Quick facts for kidsCirsium hydrophilum
Critically Imperiled (NatureServe)
Cirsium hydrophilum is a species of thistle which is endemic to California, where it is found only in the San Francisco Bay Area and the Sacramento-San Joaquin River Delta. This native thistle grows in wet boggy habitats.
Cirsium hydrophilum may reach 2 metres (6.6 ft) in height with a branching, cobwebby stem. The leaves are longest near the base of the plant, approaching 90 centimetres (35 in) in length. They are cut into toothed lobes and covered in spines, particularly along the petiole.

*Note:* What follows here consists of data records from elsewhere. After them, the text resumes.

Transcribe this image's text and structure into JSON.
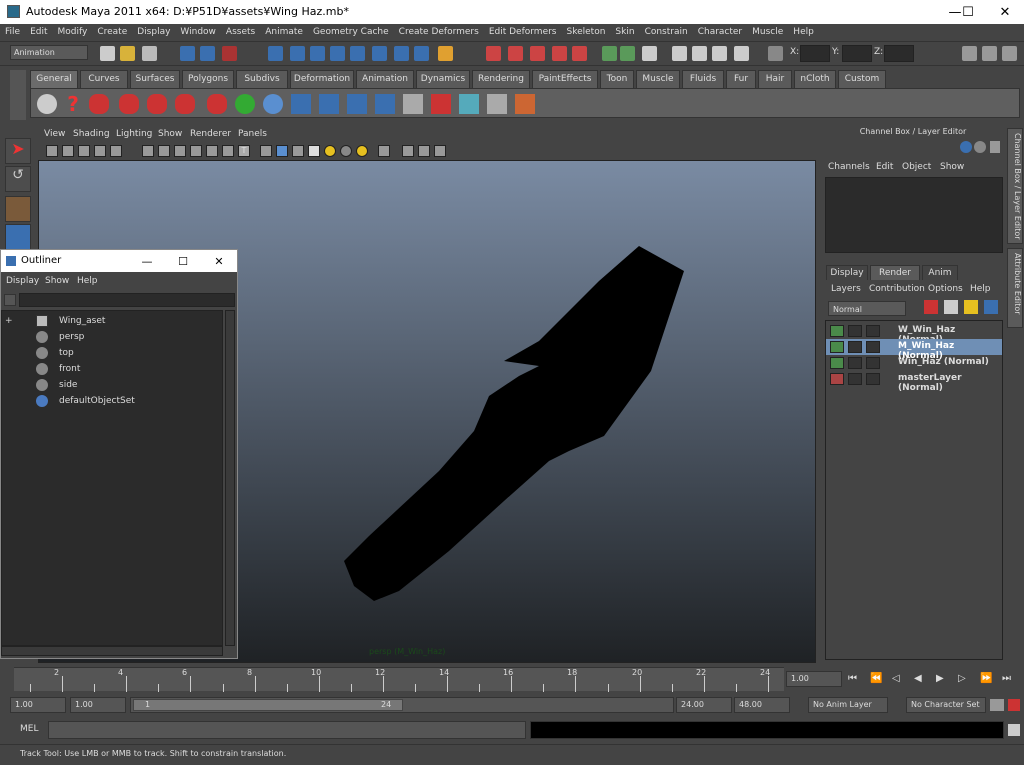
{
  "window": {
    "title": "Autodesk Maya 2011 x64: D:¥P51D¥assets¥Wing Haz.mb*",
    "minimize": "—",
    "maximize": "☐",
    "close": "✕"
  },
  "menu": [
    "File",
    "Edit",
    "Modify",
    "Create",
    "Display",
    "Window",
    "Assets",
    "Animate",
    "Geometry Cache",
    "Create Deformers",
    "Edit Deformers",
    "Skeleton",
    "Skin",
    "Constrain",
    "Character",
    "Muscle",
    "Help"
  ],
  "statusline": {
    "mode": "Animation",
    "x_label": "X:",
    "y_label": "Y:",
    "z_label": "Z:"
  },
  "shelf_tabs": [
    "General",
    "Curves",
    "Surfaces",
    "Polygons",
    "Subdivs",
    "Deformation",
    "Animation",
    "Dynamics",
    "Rendering",
    "PaintEffects",
    "Toon",
    "Muscle",
    "Fluids",
    "Fur",
    "Hair",
    "nCloth",
    "Custom"
  ],
  "viewport": {
    "menu": [
      "View",
      "Shading",
      "Lighting",
      "Show",
      "Renderer",
      "Panels"
    ],
    "camera_label": "persp (M_Win_Haz)"
  },
  "outliner": {
    "title": "Outliner",
    "menu": [
      "Display",
      "Show",
      "Help"
    ],
    "items": [
      {
        "label": "Wing_aset",
        "icon": "group-icon",
        "expand": "+"
      },
      {
        "label": "persp",
        "icon": "camera-icon"
      },
      {
        "label": "top",
        "icon": "camera-icon"
      },
      {
        "label": "front",
        "icon": "camera-icon"
      },
      {
        "label": "side",
        "icon": "camera-icon"
      },
      {
        "label": "defaultObjectSet",
        "icon": "set-icon"
      }
    ]
  },
  "channel_box": {
    "header": "Channel Box / Layer Editor",
    "menu": [
      "Channels",
      "Edit",
      "Object",
      "Show"
    ],
    "tabs": [
      "Display",
      "Render",
      "Anim"
    ],
    "active_tab": "Render",
    "layer_menu": [
      "Layers",
      "Contribution",
      "Options",
      "Help"
    ],
    "blend_mode": "Normal",
    "layers": [
      {
        "name": "W_Win_Haz (Normal)",
        "selected": false
      },
      {
        "name": "M_Win_Haz (Normal)",
        "selected": true
      },
      {
        "name": "Win_Haz (Normal)",
        "selected": false
      },
      {
        "name": "masterLayer (Normal)",
        "selected": false
      }
    ]
  },
  "side_tabs": [
    "Channel Box / Layer Editor",
    "Attribute Editor"
  ],
  "timeline": {
    "ticks": [
      "2",
      "4",
      "6",
      "8",
      "10",
      "12",
      "14",
      "16",
      "18",
      "20",
      "22",
      "24"
    ],
    "current_frame": "1.00"
  },
  "range": {
    "start": "1.00",
    "playback_start": "1.00",
    "slider_start": "1",
    "slider_end": "24",
    "playback_end": "24.00",
    "end": "48.00",
    "anim_layer": "No Anim Layer",
    "character_set": "No Character Set"
  },
  "mel": {
    "label": "MEL"
  },
  "help_line": "Track Tool: Use LMB or MMB to track. Shift to constrain translation.",
  "colors": {
    "selection": "#6f8fb5",
    "panel": "#444444",
    "field": "#2b2b2b"
  }
}
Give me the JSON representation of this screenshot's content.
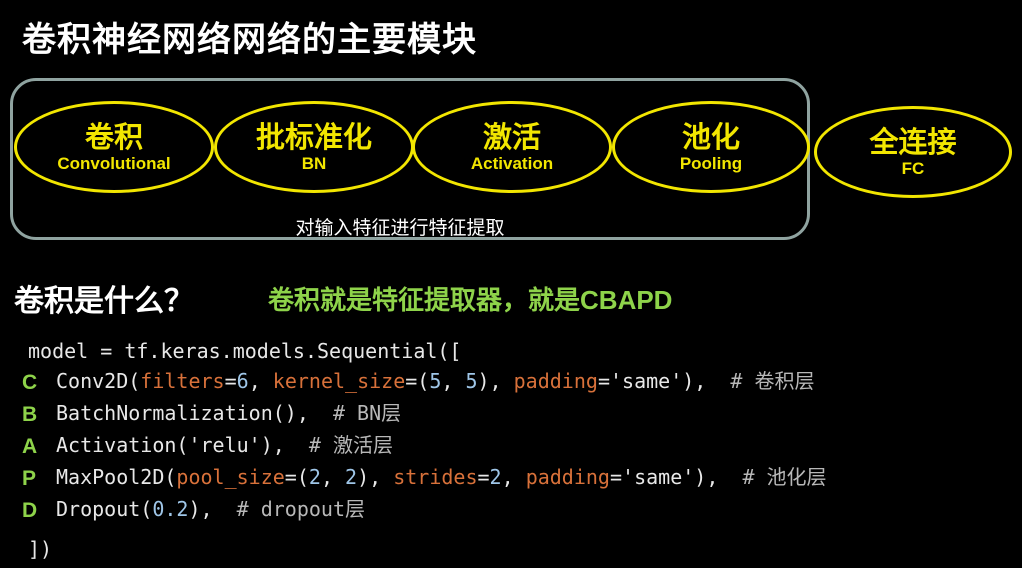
{
  "title": "卷积神经网络网络的主要模块",
  "modules": [
    {
      "zh": "卷积",
      "en": "Convolutional"
    },
    {
      "zh": "批标准化",
      "en": "BN"
    },
    {
      "zh": "激活",
      "en": "Activation"
    },
    {
      "zh": "池化",
      "en": "Pooling"
    },
    {
      "zh": "全连接",
      "en": "FC"
    }
  ],
  "group_caption": "对输入特征进行特征提取",
  "question": "卷积是什么？",
  "answer": {
    "prefix": "卷积就是特征提取器，就是",
    "acronym": "CBAPD"
  },
  "code": {
    "open_line": "model = tf.keras.models.Sequential([",
    "close_line": "])",
    "letters": [
      "C",
      "B",
      "A",
      "P",
      "D"
    ],
    "conv": {
      "fn": "Conv2D(",
      "k1": "filters",
      "v1": "6",
      "k2": "kernel_size",
      "v2a": "5",
      "v2b": "5",
      "k3": "padding",
      "v3": "'same'",
      "comment": "# 卷积层"
    },
    "bn": {
      "fn": "BatchNormalization(),",
      "comment": "# BN层"
    },
    "act": {
      "fn": "Activation(",
      "v": "'relu'",
      "comment": "# 激活层"
    },
    "pool": {
      "fn": "MaxPool2D(",
      "k1": "pool_size",
      "v1a": "2",
      "v1b": "2",
      "k2": "strides",
      "v2": "2",
      "k3": "padding",
      "v3": "'same'",
      "comment": "# 池化层"
    },
    "drop": {
      "fn": "Dropout(",
      "v": "0.2",
      "comment": "# dropout层"
    }
  },
  "colors": {
    "background": "#000000",
    "ellipse": "#f2e600",
    "group_border": "#8fa3a0",
    "answer": "#8ed34a",
    "keyword": "#d8713a",
    "number": "#9fc6e8"
  }
}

The inflorescence bears one or more flower heads, each up to 3 centimetres (1.2 in) long. The head is lined with sticky, twisted, spiny phyllaries and contains pink to purple flowers. The fruit is an achene a 2–4 millimetres (0.079–0.157 in) long topped with a pappus of about 1.5 centimetres (0.59 in) centimeters.

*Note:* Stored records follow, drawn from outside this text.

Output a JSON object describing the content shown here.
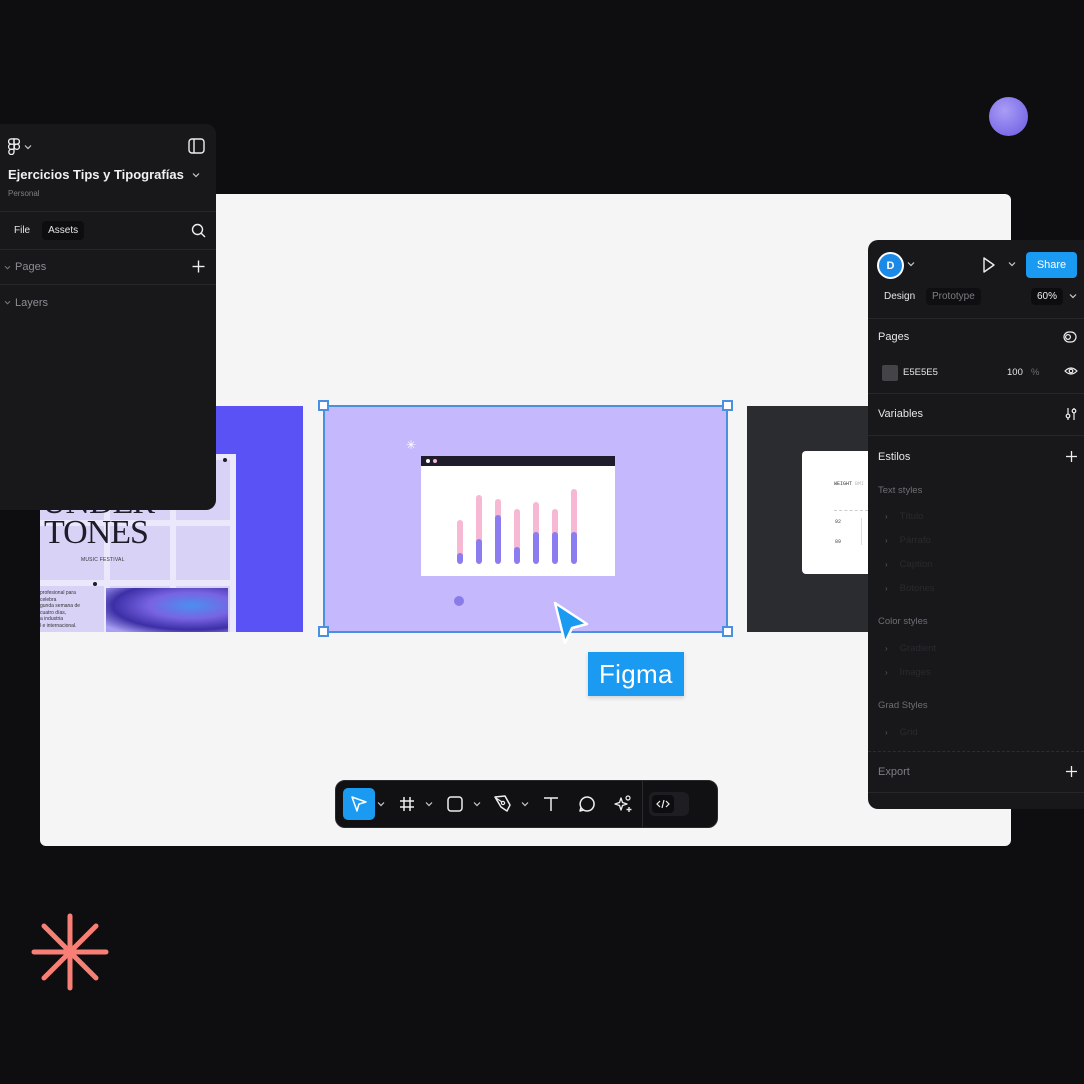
{
  "colors": {
    "accent": "#1a9af0",
    "selection": "#4a8fe0",
    "background": "#0e0e10",
    "panel": "#18181b",
    "canvas": "#f5f5f6",
    "coral": "#f87f76",
    "orb": "#8d7ef0",
    "bar_pink": "#f6b8d2",
    "bar_purple": "#8b7cf0"
  },
  "left_panel": {
    "logo_icon": "figma-logo-icon",
    "file_title": "Ejercicios Tips y Tipografías",
    "team": "Personal",
    "tabs": [
      {
        "label": "File",
        "active": false
      },
      {
        "label": "Assets",
        "active": true
      }
    ],
    "sections": [
      {
        "label": "Pages"
      },
      {
        "label": "Layers"
      }
    ]
  },
  "right_panel": {
    "avatar_initial": "D",
    "share_label": "Share",
    "tabs": [
      {
        "label": "Design",
        "active": true
      },
      {
        "label": "Prototype",
        "active": false
      }
    ],
    "zoom_level": "60%",
    "pages_title": "Pages",
    "page_fill": {
      "hex": "E5E5E5",
      "opacity": "100",
      "unit": "%"
    },
    "variables_title": "Variables",
    "styles_title": "Estilos",
    "text_styles_label": "Text styles",
    "text_styles": [
      "Título",
      "Párrafo",
      "Caption",
      "Botones"
    ],
    "color_styles_label": "Color styles",
    "color_styles": [
      "Gradient",
      "Images"
    ],
    "grid_styles_label": "Grad Styles",
    "grid_styles": [
      "Grid"
    ],
    "export_title": "Export"
  },
  "canvas": {
    "poster": {
      "line1": "UNDER",
      "line2": "TONES",
      "subtitle": "MUSIC FESTIVAL",
      "blurb": [
        "profesional para",
        "celebra",
        "gunda semana de",
        "cuatro días,",
        "a industria",
        "l e internacional."
      ]
    },
    "illustration_bars": [
      {
        "total": 0.58,
        "fill": 0.15
      },
      {
        "total": 0.92,
        "fill": 0.33
      },
      {
        "total": 0.86,
        "fill": 0.65
      },
      {
        "total": 0.73,
        "fill": 0.22
      },
      {
        "total": 0.83,
        "fill": 0.43
      },
      {
        "total": 0.73,
        "fill": 0.43
      },
      {
        "total": 1.0,
        "fill": 0.43
      }
    ],
    "card": {
      "label": "WEIGHT",
      "label_muted": "BMI",
      "values": [
        "92",
        "89"
      ]
    }
  },
  "cursor_label": "Figma",
  "toolbar": {
    "tools": [
      {
        "name": "move",
        "icon": "move-cursor-icon",
        "active": true,
        "dropdown": true
      },
      {
        "name": "frame",
        "icon": "frame-hash-icon",
        "active": false,
        "dropdown": true
      },
      {
        "name": "shape",
        "icon": "rectangle-icon",
        "active": false,
        "dropdown": true
      },
      {
        "name": "pen",
        "icon": "pen-tool-icon",
        "active": false,
        "dropdown": true
      },
      {
        "name": "text",
        "icon": "text-icon",
        "active": false,
        "dropdown": false
      },
      {
        "name": "comment",
        "icon": "comment-icon",
        "active": false,
        "dropdown": false
      },
      {
        "name": "actions",
        "icon": "ai-sparkle-icon",
        "active": false,
        "dropdown": false
      }
    ],
    "dev_mode_icon": "code-icon"
  }
}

There are two very localized varieties:
- The rare Cirsium hydrophilum var. hydrophilum, the Suisun thistle, is known from two occurrences in the Suisun Marsh, in the salt marsh habitat of the Delta in Solano County. It is treated as a federally listed endangered species.
- The very rare Cirsium hydrophilum var. vaseyi, Mt. Tamalpais thistle or Vasey's thistle, is known from about twenty occurrences on Mount Tamalpais in Marin County, in Vacaville, California in Solano County, and inside the Presidio in the City of San Francisco. It is currently not a listed federal or state endangered species.

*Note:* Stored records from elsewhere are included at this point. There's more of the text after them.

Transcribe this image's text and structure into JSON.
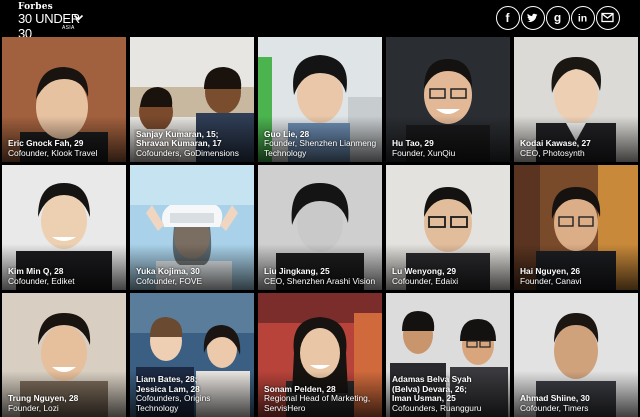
{
  "header": {
    "brand": "Forbes",
    "title": "30 UNDER 30",
    "subtitle": "ASIA",
    "social": [
      {
        "icon": "facebook-icon",
        "glyph": "f"
      },
      {
        "icon": "twitter-icon",
        "glyph": "t"
      },
      {
        "icon": "google-plus-icon",
        "glyph": "g"
      },
      {
        "icon": "linkedin-icon",
        "glyph": "in"
      },
      {
        "icon": "email-icon",
        "glyph": "mail"
      }
    ]
  },
  "honorees": [
    {
      "name": "Eric Gnock Fah, 29",
      "role": "Cofounder, Klook Travel"
    },
    {
      "name": "Sanjay Kumaran, 15;\nShravan Kumaran, 17",
      "role": "Cofounders, GoDimensions"
    },
    {
      "name": "Guo Lie, 28",
      "role": "Founder, Shenzhen Lianmeng\nTechnology"
    },
    {
      "name": "Hu Tao, 29",
      "role": "Founder, XunQiu"
    },
    {
      "name": "Kodai Kawase, 27",
      "role": "CEO, Photosynth"
    },
    {
      "name": "Kim Min Q, 28",
      "role": "Cofounder, Ediket"
    },
    {
      "name": "Yuka Kojima, 30",
      "role": "Cofounder, FOVE"
    },
    {
      "name": "Liu Jingkang, 25",
      "role": "CEO, Shenzhen Arashi Vision"
    },
    {
      "name": "Lu Wenyong, 29",
      "role": "Cofounder, Edaixi"
    },
    {
      "name": "Hai Nguyen, 26",
      "role": "Founder, Canavi"
    },
    {
      "name": "Trung Nguyen, 28",
      "role": "Founder, Lozi"
    },
    {
      "name": "Liam Bates, 28;\nJessica Lam, 28",
      "role": "Cofounders, Origins\nTechnology"
    },
    {
      "name": "Sonam Pelden, 28",
      "role": "Regional Head of Marketing,\nServisHero"
    },
    {
      "name": "Adamas Belva Syah\n(Belva) Devara, 26;\nIman Usman, 25",
      "role": "Cofounders, Ruangguru"
    },
    {
      "name": "Ahmad Shiine, 30",
      "role": "Cofounder, Timers"
    }
  ],
  "colors": {
    "background": "#000000",
    "caption_text": "#ffffff"
  }
}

Cirsium hydrophilum Facts for Kids. Kiddle Encyclopedia.